The ‘salesmen’ from the Church of Latter Day Saints (Mormons) and the Jehovah Witness types, who come knocking at your front door at inopportune moments, are simply a little more covert and friendly with their methods than your average jihadi. Our world is (supposedly) ‘civilised’ enough now to negate any need for missionaries, fire & brimstone evangelical preachers or indeed jihadists, it’s time to move on.
It seems to me that the underlying causation factor of all this extremism is anger, from both extremities of the divide. This anger is expressed due to passionate belief in what is right or wrong, from the individuals own personal point of view. A personal perception that is also often capitalised upon by radical preachers, those who see the advantages in ‘brainwashing’ the minds of the (initially) less well-educated youth of today. A younger generation that, often due to immaturity or stupidity, see themselves as abandoned and cast aside by society.
I have to say our media machine is also at fault in here; in less than a week since Woolwich and true to form, they have produced an almost constant supply of emotive fuel for the opposing fires of anger!
Perhaps the answer is to turn ‘anger’ and ‘stupidity’ into criminal offences and not to ban religion after all? But how do you legislate against stupidity or even the emotion of anger? If it was possible our prisons are already full in any case!
- Some Thoughts on Life and Religion… (bankbabble.wordpress.com)
- Religion: The Rights and Wrongs? (bankbabble.wordpress.com)
- Turkey bans alcohol advertising amid claims of creeping Islamism (dailymail.co.uk)
- Two-thirds fear ‘clash of civilisations’ in wake of Woolwich murder (guardian.co.uk)

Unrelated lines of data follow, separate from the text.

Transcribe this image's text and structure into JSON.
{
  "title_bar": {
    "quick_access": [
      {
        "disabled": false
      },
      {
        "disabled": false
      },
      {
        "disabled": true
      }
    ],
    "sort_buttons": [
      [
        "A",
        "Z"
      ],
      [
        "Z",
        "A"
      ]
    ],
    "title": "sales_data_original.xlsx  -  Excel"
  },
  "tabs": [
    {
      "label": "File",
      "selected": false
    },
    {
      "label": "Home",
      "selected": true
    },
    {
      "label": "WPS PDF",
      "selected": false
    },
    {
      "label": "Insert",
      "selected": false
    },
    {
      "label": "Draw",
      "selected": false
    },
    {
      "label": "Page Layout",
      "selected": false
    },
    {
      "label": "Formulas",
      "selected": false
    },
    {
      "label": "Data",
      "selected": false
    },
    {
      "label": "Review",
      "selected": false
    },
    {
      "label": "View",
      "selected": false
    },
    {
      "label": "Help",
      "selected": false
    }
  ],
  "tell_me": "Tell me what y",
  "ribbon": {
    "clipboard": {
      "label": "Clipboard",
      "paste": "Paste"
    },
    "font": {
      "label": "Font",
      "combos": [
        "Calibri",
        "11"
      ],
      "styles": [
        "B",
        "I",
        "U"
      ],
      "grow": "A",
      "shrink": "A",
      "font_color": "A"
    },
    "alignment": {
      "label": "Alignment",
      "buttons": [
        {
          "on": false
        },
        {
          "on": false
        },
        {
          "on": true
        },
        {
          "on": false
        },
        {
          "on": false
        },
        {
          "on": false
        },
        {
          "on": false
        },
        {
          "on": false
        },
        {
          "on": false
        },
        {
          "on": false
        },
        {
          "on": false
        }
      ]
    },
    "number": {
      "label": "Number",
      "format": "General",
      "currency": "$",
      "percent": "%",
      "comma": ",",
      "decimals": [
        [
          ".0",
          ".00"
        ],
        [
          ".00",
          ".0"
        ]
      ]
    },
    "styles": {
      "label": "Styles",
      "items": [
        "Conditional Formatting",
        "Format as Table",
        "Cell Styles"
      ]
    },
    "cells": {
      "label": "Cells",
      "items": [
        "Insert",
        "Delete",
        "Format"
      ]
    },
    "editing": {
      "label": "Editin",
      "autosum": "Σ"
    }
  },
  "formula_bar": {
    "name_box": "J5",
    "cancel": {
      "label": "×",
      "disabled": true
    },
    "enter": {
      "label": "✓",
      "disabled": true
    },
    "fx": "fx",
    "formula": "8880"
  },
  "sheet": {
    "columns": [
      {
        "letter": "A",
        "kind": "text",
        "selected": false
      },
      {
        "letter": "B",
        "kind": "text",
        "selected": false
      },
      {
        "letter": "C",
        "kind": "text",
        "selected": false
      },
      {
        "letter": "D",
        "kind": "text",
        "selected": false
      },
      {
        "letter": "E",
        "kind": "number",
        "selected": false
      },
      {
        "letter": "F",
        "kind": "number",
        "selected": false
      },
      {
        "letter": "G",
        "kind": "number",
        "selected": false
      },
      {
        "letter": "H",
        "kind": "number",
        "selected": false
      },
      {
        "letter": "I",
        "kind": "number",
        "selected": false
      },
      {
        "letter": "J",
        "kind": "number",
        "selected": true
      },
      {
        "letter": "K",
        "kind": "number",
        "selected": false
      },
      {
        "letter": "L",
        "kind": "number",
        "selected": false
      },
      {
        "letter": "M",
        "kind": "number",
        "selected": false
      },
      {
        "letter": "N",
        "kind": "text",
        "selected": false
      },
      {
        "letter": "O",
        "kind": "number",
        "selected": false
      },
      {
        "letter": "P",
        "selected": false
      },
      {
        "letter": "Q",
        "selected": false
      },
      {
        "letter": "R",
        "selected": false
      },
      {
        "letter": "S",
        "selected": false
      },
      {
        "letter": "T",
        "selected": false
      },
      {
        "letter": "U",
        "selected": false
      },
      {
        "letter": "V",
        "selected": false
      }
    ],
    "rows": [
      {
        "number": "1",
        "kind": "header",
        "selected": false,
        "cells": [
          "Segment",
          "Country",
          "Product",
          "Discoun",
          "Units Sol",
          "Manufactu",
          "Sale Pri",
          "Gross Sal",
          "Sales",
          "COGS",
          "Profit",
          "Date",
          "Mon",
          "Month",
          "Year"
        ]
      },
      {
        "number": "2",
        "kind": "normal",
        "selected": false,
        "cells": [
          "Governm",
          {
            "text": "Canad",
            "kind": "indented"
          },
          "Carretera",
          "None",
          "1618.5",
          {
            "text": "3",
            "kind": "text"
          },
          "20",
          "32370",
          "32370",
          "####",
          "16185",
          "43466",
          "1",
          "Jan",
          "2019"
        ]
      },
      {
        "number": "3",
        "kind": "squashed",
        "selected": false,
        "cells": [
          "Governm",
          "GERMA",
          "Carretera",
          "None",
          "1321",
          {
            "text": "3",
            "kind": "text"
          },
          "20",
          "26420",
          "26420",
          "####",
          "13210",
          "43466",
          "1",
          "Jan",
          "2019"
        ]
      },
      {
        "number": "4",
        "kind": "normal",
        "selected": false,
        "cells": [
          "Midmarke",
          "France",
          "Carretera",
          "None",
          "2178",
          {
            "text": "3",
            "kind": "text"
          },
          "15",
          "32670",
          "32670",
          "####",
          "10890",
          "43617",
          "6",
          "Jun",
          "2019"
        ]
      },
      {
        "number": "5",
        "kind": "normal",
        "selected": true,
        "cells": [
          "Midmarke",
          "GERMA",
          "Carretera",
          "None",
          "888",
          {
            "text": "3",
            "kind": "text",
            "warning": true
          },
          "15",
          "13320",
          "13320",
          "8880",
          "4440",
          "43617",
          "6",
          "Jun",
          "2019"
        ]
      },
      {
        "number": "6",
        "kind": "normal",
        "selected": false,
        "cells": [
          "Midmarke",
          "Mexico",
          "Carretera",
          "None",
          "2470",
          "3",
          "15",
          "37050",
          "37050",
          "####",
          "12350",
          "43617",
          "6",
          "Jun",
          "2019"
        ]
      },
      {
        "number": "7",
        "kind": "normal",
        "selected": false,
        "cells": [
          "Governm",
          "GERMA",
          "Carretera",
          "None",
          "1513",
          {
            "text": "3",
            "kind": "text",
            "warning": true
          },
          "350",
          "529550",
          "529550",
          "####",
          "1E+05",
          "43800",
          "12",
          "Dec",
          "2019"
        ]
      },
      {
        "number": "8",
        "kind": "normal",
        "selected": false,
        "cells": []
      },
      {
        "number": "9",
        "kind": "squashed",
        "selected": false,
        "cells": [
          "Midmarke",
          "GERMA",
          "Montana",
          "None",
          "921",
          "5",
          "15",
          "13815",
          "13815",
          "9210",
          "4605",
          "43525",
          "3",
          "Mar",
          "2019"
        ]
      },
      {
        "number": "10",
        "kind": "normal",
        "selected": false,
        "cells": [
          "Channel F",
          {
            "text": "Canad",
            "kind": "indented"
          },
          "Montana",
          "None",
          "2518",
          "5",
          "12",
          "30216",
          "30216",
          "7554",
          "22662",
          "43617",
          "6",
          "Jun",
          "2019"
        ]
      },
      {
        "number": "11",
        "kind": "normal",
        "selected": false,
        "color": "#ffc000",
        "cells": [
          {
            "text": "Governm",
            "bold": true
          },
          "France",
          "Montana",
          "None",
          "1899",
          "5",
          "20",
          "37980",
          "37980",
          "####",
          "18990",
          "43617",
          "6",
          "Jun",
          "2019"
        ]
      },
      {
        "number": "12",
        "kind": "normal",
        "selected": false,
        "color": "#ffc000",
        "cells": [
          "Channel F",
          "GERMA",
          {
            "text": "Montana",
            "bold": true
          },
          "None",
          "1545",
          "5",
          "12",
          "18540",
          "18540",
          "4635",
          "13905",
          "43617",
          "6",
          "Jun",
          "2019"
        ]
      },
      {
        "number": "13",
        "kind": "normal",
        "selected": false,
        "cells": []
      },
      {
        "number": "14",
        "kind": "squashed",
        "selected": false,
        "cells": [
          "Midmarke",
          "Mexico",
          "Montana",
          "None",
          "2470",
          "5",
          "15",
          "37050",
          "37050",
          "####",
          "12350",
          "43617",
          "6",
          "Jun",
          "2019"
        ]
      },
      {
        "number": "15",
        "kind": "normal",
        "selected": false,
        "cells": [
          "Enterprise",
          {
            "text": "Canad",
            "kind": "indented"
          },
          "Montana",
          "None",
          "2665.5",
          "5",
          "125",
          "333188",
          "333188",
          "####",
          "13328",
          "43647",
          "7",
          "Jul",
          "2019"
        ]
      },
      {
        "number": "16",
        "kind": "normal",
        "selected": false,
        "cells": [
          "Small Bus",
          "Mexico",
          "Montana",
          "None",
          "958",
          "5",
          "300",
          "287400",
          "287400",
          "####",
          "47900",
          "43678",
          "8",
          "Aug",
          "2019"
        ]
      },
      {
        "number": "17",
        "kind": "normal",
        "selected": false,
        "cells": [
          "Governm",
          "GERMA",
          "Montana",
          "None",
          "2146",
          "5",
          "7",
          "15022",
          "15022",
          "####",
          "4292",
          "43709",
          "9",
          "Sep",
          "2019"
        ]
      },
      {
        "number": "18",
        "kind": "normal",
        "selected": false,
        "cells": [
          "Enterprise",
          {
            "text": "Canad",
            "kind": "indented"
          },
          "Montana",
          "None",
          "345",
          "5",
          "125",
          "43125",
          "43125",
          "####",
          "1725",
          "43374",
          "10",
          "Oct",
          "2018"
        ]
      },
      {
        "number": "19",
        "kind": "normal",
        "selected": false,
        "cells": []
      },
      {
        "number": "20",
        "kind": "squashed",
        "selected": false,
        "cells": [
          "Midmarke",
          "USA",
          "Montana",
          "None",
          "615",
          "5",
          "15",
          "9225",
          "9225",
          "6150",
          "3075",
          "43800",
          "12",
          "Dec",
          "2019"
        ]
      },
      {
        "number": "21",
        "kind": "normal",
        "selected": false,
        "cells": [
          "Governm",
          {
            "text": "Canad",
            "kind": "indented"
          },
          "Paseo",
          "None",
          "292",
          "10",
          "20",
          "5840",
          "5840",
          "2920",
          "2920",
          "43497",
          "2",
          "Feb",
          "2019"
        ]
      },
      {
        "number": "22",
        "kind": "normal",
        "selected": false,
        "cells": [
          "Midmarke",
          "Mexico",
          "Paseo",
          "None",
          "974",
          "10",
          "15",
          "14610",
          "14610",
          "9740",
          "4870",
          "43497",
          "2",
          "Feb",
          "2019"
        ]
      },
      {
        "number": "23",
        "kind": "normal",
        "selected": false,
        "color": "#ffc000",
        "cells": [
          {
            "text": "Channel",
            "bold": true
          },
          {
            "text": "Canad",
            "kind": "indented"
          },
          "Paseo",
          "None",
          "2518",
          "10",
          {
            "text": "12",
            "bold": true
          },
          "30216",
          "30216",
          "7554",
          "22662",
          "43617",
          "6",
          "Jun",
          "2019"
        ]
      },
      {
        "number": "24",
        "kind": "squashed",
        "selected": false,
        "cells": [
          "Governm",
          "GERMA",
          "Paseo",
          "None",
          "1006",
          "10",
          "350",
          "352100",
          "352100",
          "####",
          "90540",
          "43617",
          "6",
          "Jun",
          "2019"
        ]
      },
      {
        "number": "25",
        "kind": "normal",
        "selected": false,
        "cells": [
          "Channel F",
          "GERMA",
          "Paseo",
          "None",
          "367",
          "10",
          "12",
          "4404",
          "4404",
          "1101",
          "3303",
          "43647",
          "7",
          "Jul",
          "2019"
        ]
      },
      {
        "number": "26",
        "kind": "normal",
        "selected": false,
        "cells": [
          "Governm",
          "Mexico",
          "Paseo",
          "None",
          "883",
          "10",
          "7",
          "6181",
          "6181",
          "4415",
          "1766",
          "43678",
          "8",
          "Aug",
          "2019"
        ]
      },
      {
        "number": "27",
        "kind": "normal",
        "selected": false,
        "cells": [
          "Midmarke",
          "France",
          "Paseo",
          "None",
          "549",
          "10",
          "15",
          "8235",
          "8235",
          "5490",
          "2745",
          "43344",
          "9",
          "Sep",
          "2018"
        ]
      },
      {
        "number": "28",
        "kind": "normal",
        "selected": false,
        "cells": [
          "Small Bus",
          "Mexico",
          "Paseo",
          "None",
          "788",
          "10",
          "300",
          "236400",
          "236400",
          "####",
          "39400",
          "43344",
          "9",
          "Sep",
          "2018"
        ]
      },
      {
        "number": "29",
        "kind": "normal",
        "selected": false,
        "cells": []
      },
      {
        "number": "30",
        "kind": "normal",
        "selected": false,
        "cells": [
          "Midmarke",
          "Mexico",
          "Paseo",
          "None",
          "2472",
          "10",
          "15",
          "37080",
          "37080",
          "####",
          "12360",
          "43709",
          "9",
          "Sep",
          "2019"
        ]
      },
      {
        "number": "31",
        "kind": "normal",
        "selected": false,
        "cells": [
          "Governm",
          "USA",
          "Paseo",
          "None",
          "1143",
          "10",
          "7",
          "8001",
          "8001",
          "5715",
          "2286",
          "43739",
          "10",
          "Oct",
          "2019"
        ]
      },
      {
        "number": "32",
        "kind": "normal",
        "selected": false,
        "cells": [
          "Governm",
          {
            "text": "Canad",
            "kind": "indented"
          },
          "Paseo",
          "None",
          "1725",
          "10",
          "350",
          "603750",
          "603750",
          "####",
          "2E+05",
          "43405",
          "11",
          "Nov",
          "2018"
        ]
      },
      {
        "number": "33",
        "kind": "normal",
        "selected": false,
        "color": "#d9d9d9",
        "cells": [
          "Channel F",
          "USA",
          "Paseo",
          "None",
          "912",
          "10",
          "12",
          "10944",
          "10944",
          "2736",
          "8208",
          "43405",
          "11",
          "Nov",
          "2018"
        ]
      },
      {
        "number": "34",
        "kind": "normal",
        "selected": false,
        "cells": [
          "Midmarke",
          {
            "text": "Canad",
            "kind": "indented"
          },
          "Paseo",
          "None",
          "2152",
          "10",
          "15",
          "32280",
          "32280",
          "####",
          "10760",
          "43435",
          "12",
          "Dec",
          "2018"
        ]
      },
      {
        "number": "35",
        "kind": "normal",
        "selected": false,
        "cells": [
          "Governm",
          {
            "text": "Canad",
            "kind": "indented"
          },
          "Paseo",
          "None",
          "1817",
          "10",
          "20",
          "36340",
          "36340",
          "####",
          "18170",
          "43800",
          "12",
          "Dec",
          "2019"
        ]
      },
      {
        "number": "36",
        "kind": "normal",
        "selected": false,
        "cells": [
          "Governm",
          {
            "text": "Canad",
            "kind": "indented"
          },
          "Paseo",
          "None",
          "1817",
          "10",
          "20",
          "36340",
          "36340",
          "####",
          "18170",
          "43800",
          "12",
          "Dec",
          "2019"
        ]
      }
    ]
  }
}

- Far right group, English Defence League, vows: ‘It’s war’ (express.co.uk)
- murder sparks anti-Muslim backlash – BBC News (bbc.co.uk)